** EXERCISE BRIEF **
Each line of the data has to be retyped exactly as it is.

□ □ □ □ □

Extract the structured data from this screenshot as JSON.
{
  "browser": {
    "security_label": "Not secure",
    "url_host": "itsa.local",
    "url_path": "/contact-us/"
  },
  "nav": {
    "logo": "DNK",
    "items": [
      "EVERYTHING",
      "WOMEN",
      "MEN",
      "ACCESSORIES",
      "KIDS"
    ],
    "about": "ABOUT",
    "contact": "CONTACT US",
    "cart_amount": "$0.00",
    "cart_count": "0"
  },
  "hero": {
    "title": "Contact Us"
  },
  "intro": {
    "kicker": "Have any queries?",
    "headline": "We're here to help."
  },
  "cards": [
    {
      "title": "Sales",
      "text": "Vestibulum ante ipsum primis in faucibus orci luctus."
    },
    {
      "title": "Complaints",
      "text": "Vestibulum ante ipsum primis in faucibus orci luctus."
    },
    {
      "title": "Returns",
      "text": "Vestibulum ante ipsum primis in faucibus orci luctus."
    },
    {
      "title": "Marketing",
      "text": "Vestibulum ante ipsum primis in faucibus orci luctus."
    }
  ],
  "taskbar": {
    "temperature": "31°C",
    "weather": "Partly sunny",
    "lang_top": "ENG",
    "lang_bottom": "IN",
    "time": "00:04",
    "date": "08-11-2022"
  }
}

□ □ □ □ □

** OUTPUT BELOW **
Extract the structured data from this screenshot as JSON.
{
  "browser": {
    "security_label": "Not secure",
    "url_host": "itsa.local",
    "url_path": "/contact-us/"
  },
  "nav": {
    "logo": "DNK",
    "items": [
      "EVERYTHING",
      "WOMEN",
      "MEN",
      "ACCESSORIES",
      "KIDS"
    ],
    "about": "ABOUT",
    "contact": "CONTACT US",
    "cart_amount": "$0.00",
    "cart_count": "0"
  },
  "hero": {
    "title": "Contact Us"
  },
  "intro": {
    "kicker": "Have any queries?",
    "headline": "We're here to help."
  },
  "cards": [
    {
      "title": "Sales",
      "text": "Vestibulum ante ipsum primis in faucibus orci luctus."
    },
    {
      "title": "Complaints",
      "text": "Vestibulum ante ipsum primis in faucibus orci luctus."
    },
    {
      "title": "Returns",
      "text": "Vestibulum ante ipsum primis in faucibus orci luctus."
    },
    {
      "title": "Marketing",
      "text": "Vestibulum ante ipsum primis in faucibus orci luctus."
    }
  ],
  "taskbar": {
    "temperature": "31°C",
    "weather": "Partly sunny",
    "lang_top": "ENG",
    "lang_bottom": "IN",
    "time": "00:04",
    "date": "08-11-2022"
  }
}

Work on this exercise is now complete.